As the terrorist began shooting at the police, the 23-year-old could not stand by idly and watch, which pushed him to go and do as much as he could to help.
“When Osama was in Gaza, he witnessed at least two to three wars so he has background on what to do when gunshots or bombs happen,” Osama’s father, Khalid Abu Al-Hassana, told Arab News.
“This act is also based on his own intuition, his humanity and his manners,” he added.
Khalid said that it was Islam that had taught his son to help others in trouble.
“We, the Palestinian people, the Arab people, the Muslims — this is our way and our religion, and this is how we were brought up.
“This is how my father raised me, and this is how I raised Osama,” he added.
Osama was not the only Palestinian to aid the police during the fatal attack that evening, as Bassel Abu Khaled was among those on the front lines as well.
However, Abu Khaled declined to be interviewed regarding his role in stopping the attacker, instead only stating that it was his nature as a human being.
The attack happened hours before a partial lockdown was due to go into effect in Austria due to the rising spread of the coronavirus disease, with restaurants, cafes and hotels shuttered and restrictions enforced on movement at night.
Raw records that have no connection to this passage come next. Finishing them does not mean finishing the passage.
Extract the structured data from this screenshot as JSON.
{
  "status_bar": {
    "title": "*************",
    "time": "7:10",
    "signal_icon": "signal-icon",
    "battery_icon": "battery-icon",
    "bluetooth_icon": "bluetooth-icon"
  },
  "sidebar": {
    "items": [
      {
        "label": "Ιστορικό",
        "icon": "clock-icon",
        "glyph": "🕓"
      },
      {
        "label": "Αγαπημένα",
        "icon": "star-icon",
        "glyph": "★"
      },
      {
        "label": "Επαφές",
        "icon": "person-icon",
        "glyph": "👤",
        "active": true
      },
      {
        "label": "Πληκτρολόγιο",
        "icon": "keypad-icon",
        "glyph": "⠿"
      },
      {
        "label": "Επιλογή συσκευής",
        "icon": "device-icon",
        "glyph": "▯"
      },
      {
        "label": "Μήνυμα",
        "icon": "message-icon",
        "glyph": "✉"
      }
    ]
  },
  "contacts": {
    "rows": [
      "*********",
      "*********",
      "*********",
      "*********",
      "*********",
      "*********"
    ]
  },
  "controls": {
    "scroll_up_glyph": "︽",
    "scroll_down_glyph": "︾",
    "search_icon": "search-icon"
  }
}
Four people — including the gunman — were killed, in what Austrian Chancellor Sebastian Kurz described as a “repulsive terrorist attack.” The attacker was later identified as 20-year-old convicted extremist Kujtim Fejzulai, from Vienna.